I just got home from playing for the Tremper High School Christmas Concert . . . and I wish that I thought to charge Polly by the note – because I ended up playing a blizzard of notes tonight. Between “The Lord is my Light” “Sing we now of Christmas” and “Tomorrow Shall Be My Dancing Day” I was really burning up the keyboard and having a ball. And wonder of wonders, I even managed the wild page turns in Leroy Anderson’s “Sleigh Ride.”
And then. . . in one of the slowest, gentlest, and easiest accompaniments of the night – “O Nata Lux” – which also happens to be one of Polly’s very favorite pieces – I hit a nasty clinker in the left hand which made me want to stop playing, stand up, and yell “Cut! Take Two!” But instead, I just gritted my teeth and kept playing, but for the rest of the piece (and for the rest of the concert) I wished with all my heart that I had one of those magical remotes where you could hit rewind and relive an unfortunate moment that you’d like to have back. And what’s worse, tonight’s concert was recorded – and that means that years from now, when people take out their Tremper 2009 Christmas Concert CD and play this particular piece, they will be regurgitating my nasty little mishap.

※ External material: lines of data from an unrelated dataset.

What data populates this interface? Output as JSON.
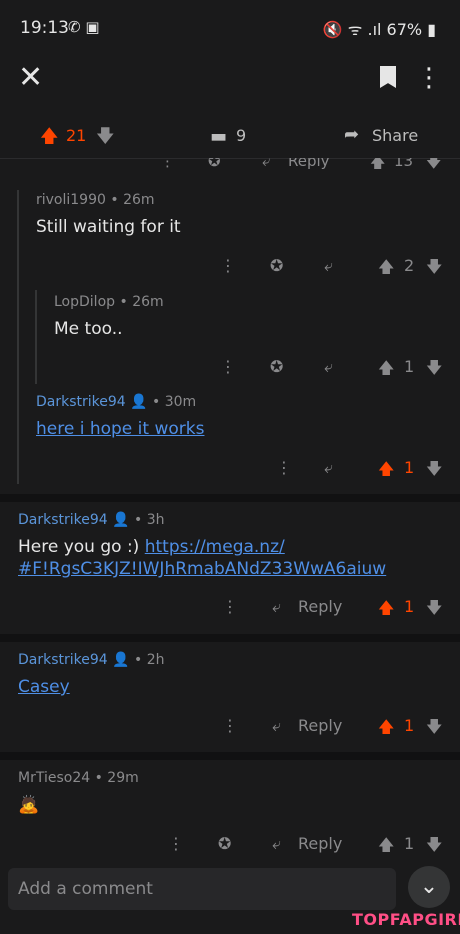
{
  "status_bar": {
    "time": "19:13",
    "left_icons": "✆ ▣",
    "right": "🔇 ᯤ .ıl 67% ▮"
  },
  "app_bar": {
    "close_icon": "✕",
    "more_icon": "⋮"
  },
  "post_actions": {
    "score": "21",
    "comment_count": "9",
    "share_label": "Share"
  },
  "ghost_row": {
    "reply_label": "Reply",
    "score": "13"
  },
  "comments": [
    {
      "user": "rivoli1990",
      "time": "• 26m",
      "text": "Still waiting for it",
      "score": "2"
    },
    {
      "user": "LopDilop",
      "time": "• 26m",
      "text": "Me too..",
      "score": "1"
    },
    {
      "user": "Darkstrike94",
      "time": "• 30m",
      "text": "here i hope it works",
      "score": "1"
    },
    {
      "user": "Darkstrike94",
      "time": "• 3h",
      "text_prefix": "Here you go :) ",
      "link": "https://mega.nz/ #F!RgsC3KJZ!IWJhRmabANdZ33WwA6aiuw",
      "reply_label": "Reply",
      "score": "1"
    },
    {
      "user": "Darkstrike94",
      "time": "• 2h",
      "link": "Casey",
      "reply_label": "Reply",
      "score": "1"
    },
    {
      "user": "MrTieso24",
      "time": "• 29m",
      "emoji": "🙇",
      "reply_label": "Reply",
      "score": "1"
    }
  ],
  "composer": {
    "placeholder": "Add a comment"
  },
  "watermark": "TOPFAPGIRLS",
  "colors": {
    "background": "#1a1a1b",
    "upvote": "#ff4500",
    "link": "#4f8fe6"
  }
}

Maybe I’m reminded of what Marshall and I did back in college when from time to time (when we were in a mischievous mood) we would listen to an earlier recording of Luther’s Messiah – one made before we were students there – and gleefully replay a couple of unfortunate moments. One was at the end of “Every Valley” when the tenor sounded like a pheasant caught in a bear trap (he would have been fine had he stuck to the written score, but he got in trouble when trying to sing some high ornaments at the end of the aria.) Another was during “He shall feed his flock” when the alto sort of cracked on one little eighth note but it was enough to change a ‘g’ to a ‘g-flat’, which in the middle of a rising melodic line was like the world’s biggest zit on the Mona Lisa. We would put on the record and listen to those two moments over and over, snickering like two junior high kids. (It just occurred to me that I probably should have asked Marshall before using his name in this entry- so maybe you should pretend it was just me, and that Marshall was sitting on the other side of the room, glaring disapprovingly. ) The point is that those innocent little mistakes are preserved forever on that LP – and my ham-handed left hand error is similarly preserved for all time to come on tonight’s CD. And someday, if one of tonight’s singers gets a laugh out of replaying my mistake over and over, ad infinitum, I will have no cause for complaint. I deserve it.

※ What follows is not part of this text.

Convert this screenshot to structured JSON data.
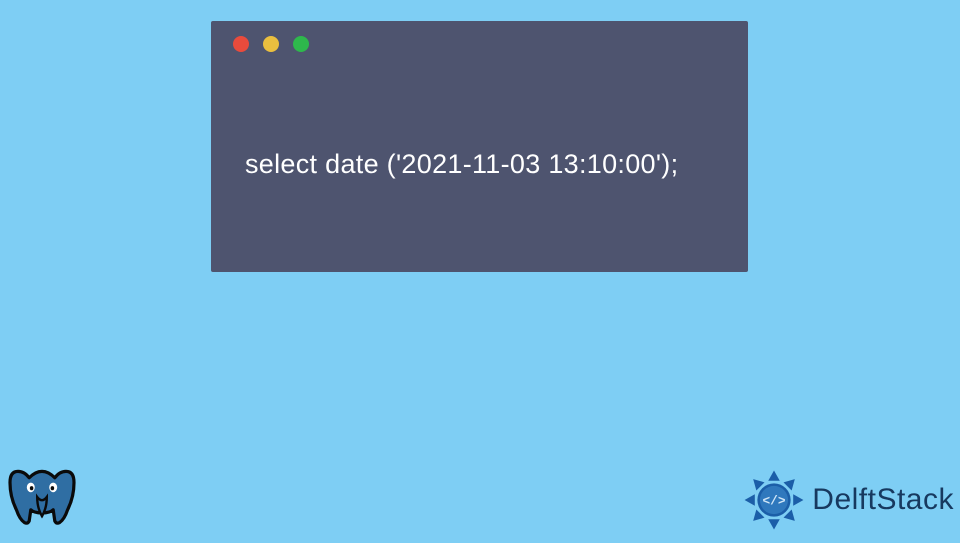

Anyway, aside from that little left-handed smudge it was a good night, full of superb singing – and the best part of the night for me was hearing Polly’s top choir sing my song “Great and Glorious Light” so skillfully – and so joyfully. Over these last four or five years, I think one of the greatest professional and personal pleasures of my life has been in collaborating with Polly’s top Tremper choir in various songs of mine- “Strike the Rock,” “Strength,” “Keep a Runnin’ for the Prize,” “Winter and the Rose,” “Pace,” and this year “Great and Glorious Light.” I can always count on them giving their all and singing well – but what means even more to me is their enthusiasm. I don’t know if I am ever going to get around to sending any of my pieces off to potential publishers . . . at the rate I’m going, it will never happen . . . and even if I do end up submitting something, who knows if anything will ever actually end up in print. . . but no matter what ever happens with that, I have already tasted the sweet pleasure of having these young singers like my songs.

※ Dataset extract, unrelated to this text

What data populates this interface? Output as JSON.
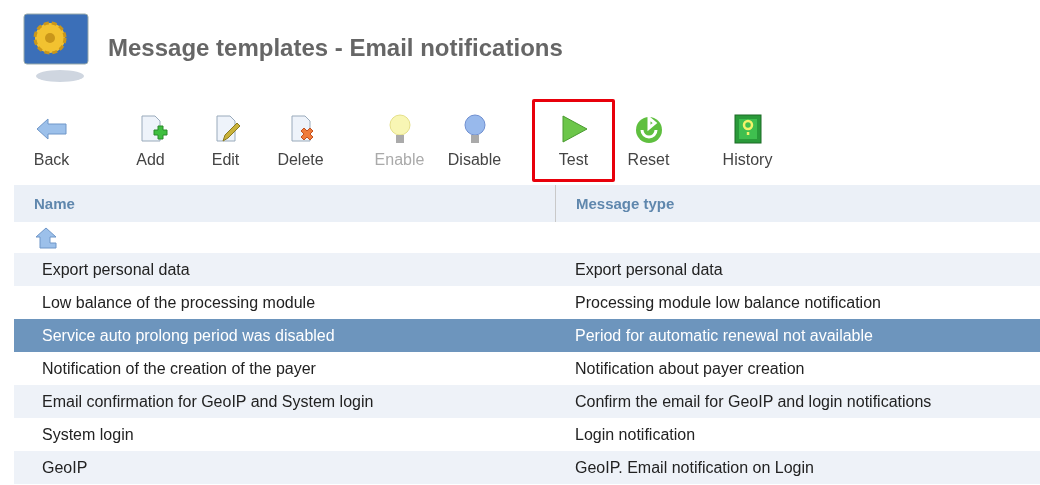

It’s almost enough to help me forget tonight’s nasty mistake in the left hand.
pictured above: I snapped this picture while standing offstage between sets during tonight’s concert. Polly’s women’s choir is walking onstage.